Because these teeth are difficult to keep clean, bacteria and food debris that build up cause bad breath. A buried tooth in a horizontal position under the gum creates pressure that causes other teeth to move, compress, and become crooked.
Bacteria that build up under the gums covering the affected tooth cause an infection.

WHEN IS THE BEST TIME TO GET YOUR WISDOM TEETH DRAWN?

Malocclusion must be extracted between the ages of 14 and 22, regardless of whether it causes symptoms. At an early age, the operation is technically easier and recovery is faster. Operations become more difficult after the age of 40. In addition, with age, the side effects become stronger and the recovery time longer.

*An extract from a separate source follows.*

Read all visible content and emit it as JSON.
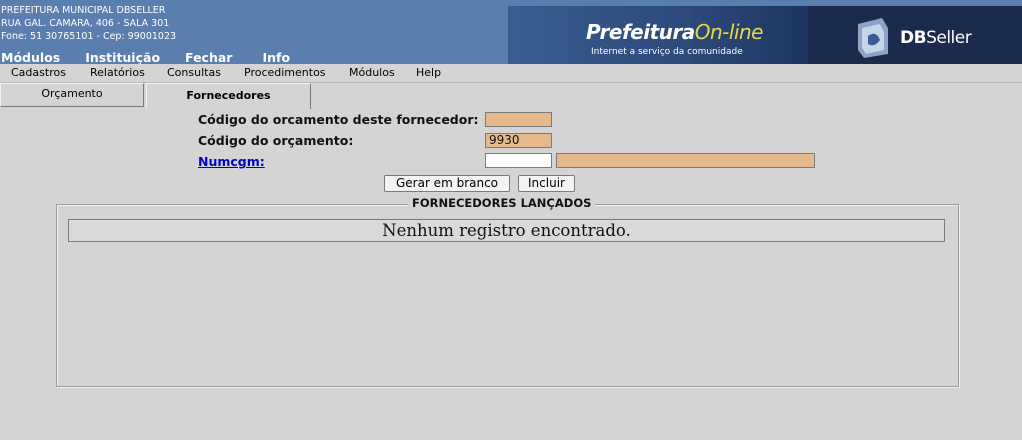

IS THERE A DIFFERENCE TO OTHER TOOTH EXTRACTIONS?

The difficulty of the procedure depends on the location, shape, and size of the wisdom tooth. A simple extraction may result in slight swelling, pain, and bleeding. Some complex withdrawals that require more specialized procedures can also be used. The measures and recommendations to be taken by your dentist will minimize side effects. After the draw, no blood will accumulate in the extraction space and pain may develop. This situation improves within a few days. If the dentist's recommendations are followed, this event may not occur at all. When the bone structure becomes denser and flexibility decreases with age, extraction becomes difficult and healing is slower.

POST-OPERATIVE CARE

Do not touch the wound surface. Otherwise, pain, infection, or bleeding may result.
For the first 24 hours after extraction, chewing with the extracted tooth side should be avoided.
Do not smoke for the first 24 hours after treatment, as this can cause bleeding and impair wound healing.
Avoid spitting. If you spit, you risk bleeding more heavily and the clot may come off.
Check the bleeding. If the wound does not need to be sutured, a sterile gauze is put on. Hold the tampon in your mouth for half an hour to form a clot. If the bleeding continues after removing the gauze, put on a new gauze.
Control the swelling. Applying a cold compress to the area after surgery will slow blood circulation and prevent facial swelling. Apply cool cheesecloth for 20 minutes with 20-minute breaks.
After 24 hours, gargle every 3 hours with a glass of lukewarm water mixed with 1 teaspoon of salt.